In South Eastern Europe, radical agrarianism was rooted in delayed modernization processes. When classical liberalism ceased to be a promising way out of economic backwardness at the turn of the 19th century, agrarians offered an alternative development strategy, refusing industrialization in large parts of the region. The starting point of their visionary argumentation were the zadrugas described above. With the help of these peasant family units, the construction of an alternative societal model called Peasant Democracy would be possible. Its economy would be characterized by collective work, collective properly, and a rural democracy. Capitalist commerce, as the main cause of the exploitation of the peasant masses, would be regulated by a network of cooperatives, which would replace capitalism as a whole.

Agrarian radicalism was a left-wing revolutionary ideology, whose leading representative was the Bulgarian statesman Alexander Stambolijski. He carried out the first and only experiment to establish a “Peasant State” — the common vision of all Balkan agrarianism.
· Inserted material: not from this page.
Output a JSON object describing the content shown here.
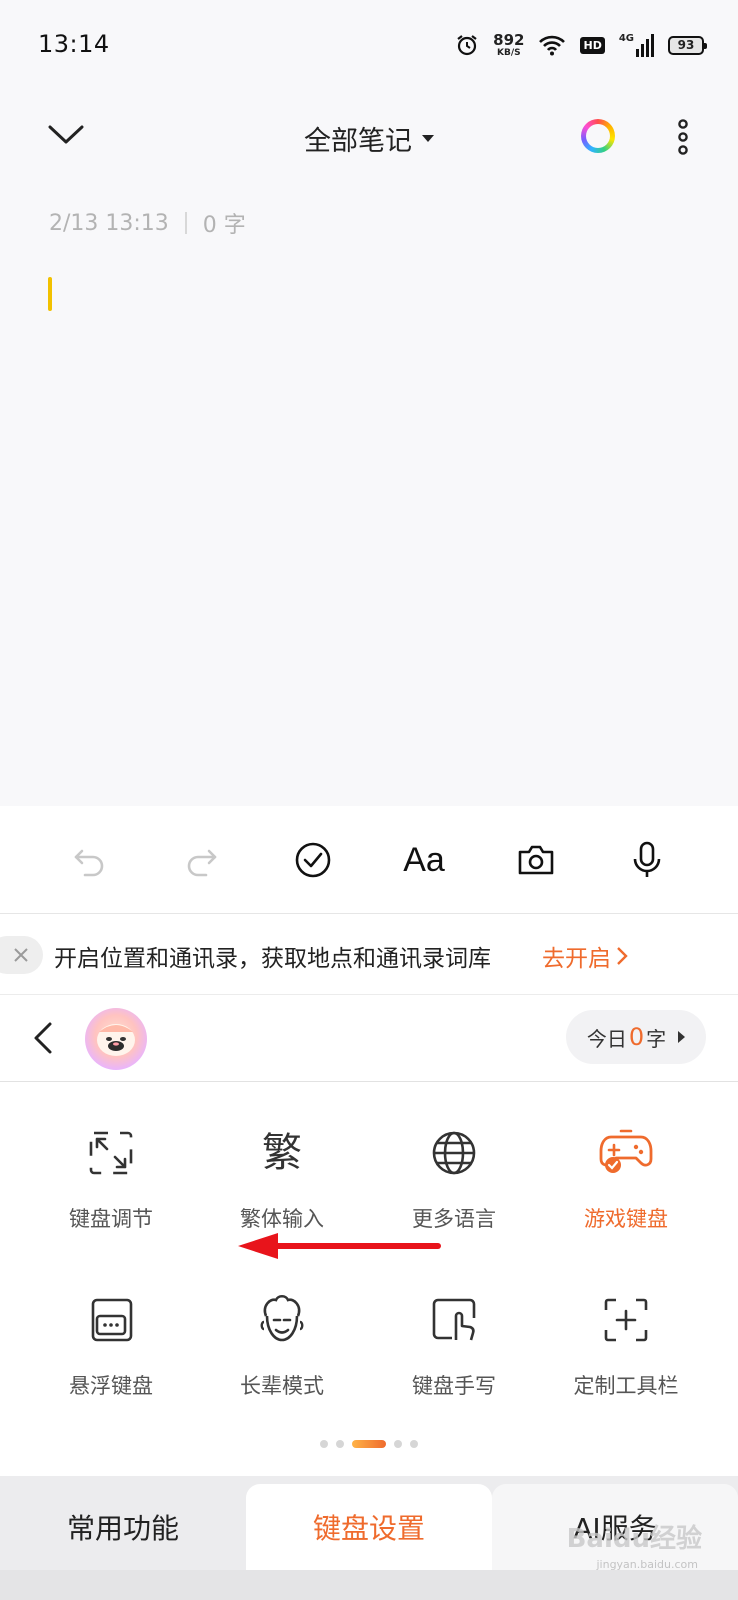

A Prime Minister from 1919 to 1923, he even forbade weddings between peasants and urban dwellers, limited private landownership drastically, and tried to keep capitalism from influencing the Bulgarian national economy with the help of state monopolies and an intensive promotion of rural co-operatives. Cooperatives here should not be understood in the common sense of the word, but instead as the traditional Bulgarian zadrugas.

Stambolijski's almost total rejection of modernity was softened by mainstream agrarianism. This combined a romantic view of agriculture as the most moral and natural vocation with an image of the peasants as a socially undifferentiated class who should unconditionally take over the control of power. However, urban citizens were not excluded from political participation, and industrialization was not to be hindered, but should instead strictly correspond to the needs of the rural population. These agrarians were looking for a Third Way between liberalism and communism.

To a certain extent, the revival of the peasant state followed its earlier disintegration, because the remaining activists hoped to regain the peasants’ votes with its help. Already in 1926 the cooperative labour property, the core of a Third Way, had been excluded from the party program, and in 1935 BANU did not mention it explicitly. Now they just tried to replace the communist collective property with an “organized and rationalized private property”, but did not explain how such a rationalization would look. Anti-capitalism appeared as a term, but was no longer filled with content. Some theoreticians limited the Third Way to anti-communism, which was part of the fascist argumentation as well. In 1936 the Peasant State was finally reduced to nothing, when cooperative unions limited its purpose to the reconstruction of the national economy after the Great Depression. Not even the term Peasant Democracy seemed to survive the programmatic transformations. The theoretical weakness of the Peasant State resulted in the failure of the agrarians to create a democratic alternative, which alone could have stopped the fall of the country into a fascist dictatorship. The question remains as to why the peasants turned away from democracy. Some commentators believed the Peasant Party to be a victim of a fragile democracy. In their mind, agrarians failed to rapidly transform millions of rural peasants into self-conscious voters. In times when the rural electorate could not overcome its former passivity and refused to participate in the country’s politics, the defenders of democratic institutions could no longer withstand the authoritarian threat.



Pictures 1, 2 & 3: Sample illustrations on the text above.

(i). Alexander Stamboliyski in the Chancellor's cabinet 1919-1923.


(ii). Alexander Stamboliyski and Nikola Petrov aka. Nikola Petroff (cf., first bulgarian World Wrestling Champion).


(iii). Alexander Stamboliyski and Krastyo Rakovski meeting in Genoa 1922 (cf., the latter as leader of the Ukrainian Communists was persona non-grata on the Balkans).



Copyright © 2010 by the author.